- Task requirements:
Every line with the string "open" should be copied from the data.
++++++++
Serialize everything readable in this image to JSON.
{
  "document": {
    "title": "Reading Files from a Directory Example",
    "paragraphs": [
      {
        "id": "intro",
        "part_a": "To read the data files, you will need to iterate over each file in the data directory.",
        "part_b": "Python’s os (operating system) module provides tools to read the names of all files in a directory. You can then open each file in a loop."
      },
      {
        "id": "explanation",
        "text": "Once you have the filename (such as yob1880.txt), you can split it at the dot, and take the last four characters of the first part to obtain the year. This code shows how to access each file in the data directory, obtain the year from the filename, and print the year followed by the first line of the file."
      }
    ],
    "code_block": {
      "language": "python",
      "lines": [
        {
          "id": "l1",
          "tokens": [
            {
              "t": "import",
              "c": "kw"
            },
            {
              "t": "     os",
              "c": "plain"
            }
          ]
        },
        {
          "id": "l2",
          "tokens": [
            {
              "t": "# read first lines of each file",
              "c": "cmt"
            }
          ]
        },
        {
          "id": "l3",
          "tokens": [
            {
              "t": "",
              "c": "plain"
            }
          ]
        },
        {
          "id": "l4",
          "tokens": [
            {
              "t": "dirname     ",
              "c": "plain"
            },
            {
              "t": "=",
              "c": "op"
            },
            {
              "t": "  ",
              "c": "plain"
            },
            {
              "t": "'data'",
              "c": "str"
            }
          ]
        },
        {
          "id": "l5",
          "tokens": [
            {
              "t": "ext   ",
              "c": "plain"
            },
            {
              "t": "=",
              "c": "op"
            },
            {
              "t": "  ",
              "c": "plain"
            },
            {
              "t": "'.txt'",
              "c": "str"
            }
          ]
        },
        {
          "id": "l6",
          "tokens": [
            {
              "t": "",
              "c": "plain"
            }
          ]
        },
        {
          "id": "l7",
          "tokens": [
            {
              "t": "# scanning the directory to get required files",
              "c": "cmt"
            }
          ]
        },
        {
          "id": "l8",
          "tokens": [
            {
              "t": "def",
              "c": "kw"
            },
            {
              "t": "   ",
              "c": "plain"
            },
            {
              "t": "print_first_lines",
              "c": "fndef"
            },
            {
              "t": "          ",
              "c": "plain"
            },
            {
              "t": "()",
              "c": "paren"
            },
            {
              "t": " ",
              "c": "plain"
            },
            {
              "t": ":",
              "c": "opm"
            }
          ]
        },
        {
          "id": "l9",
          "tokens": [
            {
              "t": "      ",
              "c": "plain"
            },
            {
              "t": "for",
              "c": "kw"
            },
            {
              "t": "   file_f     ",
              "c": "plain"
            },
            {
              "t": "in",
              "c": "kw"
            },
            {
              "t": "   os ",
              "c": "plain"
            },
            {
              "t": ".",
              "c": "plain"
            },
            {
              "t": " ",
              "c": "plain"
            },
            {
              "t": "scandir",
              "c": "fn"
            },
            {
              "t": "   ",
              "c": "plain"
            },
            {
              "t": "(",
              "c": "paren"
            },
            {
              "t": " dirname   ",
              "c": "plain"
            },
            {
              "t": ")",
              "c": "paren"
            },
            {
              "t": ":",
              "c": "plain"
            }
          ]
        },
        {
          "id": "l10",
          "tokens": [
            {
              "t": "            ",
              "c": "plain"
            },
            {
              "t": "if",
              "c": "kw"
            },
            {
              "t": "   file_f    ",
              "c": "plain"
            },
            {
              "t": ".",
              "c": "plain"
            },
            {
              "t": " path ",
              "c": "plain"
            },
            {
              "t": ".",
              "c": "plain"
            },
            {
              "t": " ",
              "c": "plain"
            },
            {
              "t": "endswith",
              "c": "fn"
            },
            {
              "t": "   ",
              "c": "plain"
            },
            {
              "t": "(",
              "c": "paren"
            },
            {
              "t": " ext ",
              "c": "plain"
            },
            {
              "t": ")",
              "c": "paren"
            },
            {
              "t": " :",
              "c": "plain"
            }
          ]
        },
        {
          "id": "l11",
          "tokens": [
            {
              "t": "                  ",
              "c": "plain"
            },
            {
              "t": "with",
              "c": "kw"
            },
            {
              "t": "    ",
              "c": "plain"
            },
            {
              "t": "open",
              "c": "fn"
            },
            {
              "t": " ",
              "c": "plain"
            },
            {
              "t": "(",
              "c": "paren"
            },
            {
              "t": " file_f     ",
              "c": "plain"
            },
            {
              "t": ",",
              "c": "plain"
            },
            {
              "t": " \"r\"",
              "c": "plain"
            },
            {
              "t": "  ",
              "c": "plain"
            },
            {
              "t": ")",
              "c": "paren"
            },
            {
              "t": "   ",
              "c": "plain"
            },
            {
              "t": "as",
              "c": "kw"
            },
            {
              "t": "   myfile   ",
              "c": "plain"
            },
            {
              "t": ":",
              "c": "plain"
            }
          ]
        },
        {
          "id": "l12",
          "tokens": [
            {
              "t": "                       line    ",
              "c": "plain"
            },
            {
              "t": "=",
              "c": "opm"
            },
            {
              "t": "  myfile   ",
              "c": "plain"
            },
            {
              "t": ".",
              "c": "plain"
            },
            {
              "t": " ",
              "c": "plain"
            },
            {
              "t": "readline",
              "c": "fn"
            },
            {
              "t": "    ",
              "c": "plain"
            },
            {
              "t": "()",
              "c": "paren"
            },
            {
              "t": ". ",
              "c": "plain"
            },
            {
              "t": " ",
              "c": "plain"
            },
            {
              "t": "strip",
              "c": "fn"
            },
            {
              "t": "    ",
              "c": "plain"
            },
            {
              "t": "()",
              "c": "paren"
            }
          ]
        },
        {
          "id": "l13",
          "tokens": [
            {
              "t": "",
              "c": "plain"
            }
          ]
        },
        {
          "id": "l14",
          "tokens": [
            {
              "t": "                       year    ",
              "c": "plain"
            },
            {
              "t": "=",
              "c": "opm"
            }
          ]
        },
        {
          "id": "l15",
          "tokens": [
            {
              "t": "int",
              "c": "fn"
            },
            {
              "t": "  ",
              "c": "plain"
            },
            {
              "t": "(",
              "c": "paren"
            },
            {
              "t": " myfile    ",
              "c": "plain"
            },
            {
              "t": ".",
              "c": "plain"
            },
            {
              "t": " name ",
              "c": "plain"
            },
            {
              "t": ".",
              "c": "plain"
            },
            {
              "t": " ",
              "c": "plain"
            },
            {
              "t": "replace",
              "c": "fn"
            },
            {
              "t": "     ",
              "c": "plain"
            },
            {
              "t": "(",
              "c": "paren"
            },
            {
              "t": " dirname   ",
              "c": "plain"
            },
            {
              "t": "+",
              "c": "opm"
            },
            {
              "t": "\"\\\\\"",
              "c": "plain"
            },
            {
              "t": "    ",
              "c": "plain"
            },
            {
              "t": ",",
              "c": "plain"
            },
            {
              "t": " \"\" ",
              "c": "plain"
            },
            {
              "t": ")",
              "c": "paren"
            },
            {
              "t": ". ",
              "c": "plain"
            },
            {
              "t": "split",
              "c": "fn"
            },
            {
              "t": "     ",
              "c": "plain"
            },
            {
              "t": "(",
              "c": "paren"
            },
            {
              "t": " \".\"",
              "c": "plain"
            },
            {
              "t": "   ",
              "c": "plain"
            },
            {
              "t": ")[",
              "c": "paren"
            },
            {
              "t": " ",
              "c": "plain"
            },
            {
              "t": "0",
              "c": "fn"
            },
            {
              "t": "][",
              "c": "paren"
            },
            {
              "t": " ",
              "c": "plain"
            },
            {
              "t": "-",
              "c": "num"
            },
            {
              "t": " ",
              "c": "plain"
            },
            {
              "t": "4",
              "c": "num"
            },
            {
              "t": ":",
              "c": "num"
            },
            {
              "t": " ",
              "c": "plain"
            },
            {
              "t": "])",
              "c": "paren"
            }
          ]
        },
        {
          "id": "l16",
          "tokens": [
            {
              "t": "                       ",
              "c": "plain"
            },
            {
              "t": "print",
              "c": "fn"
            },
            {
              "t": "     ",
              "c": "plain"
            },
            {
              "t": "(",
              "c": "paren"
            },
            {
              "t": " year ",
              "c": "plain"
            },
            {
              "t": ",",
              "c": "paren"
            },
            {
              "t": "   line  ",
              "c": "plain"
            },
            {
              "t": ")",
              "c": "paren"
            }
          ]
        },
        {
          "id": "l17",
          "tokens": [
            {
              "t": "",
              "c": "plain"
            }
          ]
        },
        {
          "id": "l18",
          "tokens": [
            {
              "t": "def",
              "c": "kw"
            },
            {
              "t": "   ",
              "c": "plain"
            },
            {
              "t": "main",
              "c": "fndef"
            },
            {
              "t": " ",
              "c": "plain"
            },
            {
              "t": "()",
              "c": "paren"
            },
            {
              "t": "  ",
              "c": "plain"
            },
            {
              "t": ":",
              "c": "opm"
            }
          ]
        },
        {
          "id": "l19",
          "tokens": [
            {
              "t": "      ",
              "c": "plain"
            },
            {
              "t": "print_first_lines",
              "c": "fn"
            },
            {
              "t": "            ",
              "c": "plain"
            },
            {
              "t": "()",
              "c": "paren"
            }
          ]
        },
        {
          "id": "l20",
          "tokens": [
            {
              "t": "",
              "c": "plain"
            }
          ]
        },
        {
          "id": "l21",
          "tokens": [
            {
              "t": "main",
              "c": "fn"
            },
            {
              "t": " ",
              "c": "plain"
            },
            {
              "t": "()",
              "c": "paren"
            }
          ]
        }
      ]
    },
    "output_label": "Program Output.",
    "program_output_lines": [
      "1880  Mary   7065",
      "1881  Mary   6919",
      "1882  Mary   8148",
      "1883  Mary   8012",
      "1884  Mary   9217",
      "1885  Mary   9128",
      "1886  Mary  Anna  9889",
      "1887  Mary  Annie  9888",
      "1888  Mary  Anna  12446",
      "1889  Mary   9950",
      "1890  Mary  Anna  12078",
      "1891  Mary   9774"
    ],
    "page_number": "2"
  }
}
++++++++
- Written solution:
        "part_b": "Python’s os (operating system) module provides tools to read the names of all files in a directory. You can then open each file in a loop."
              "t": "open",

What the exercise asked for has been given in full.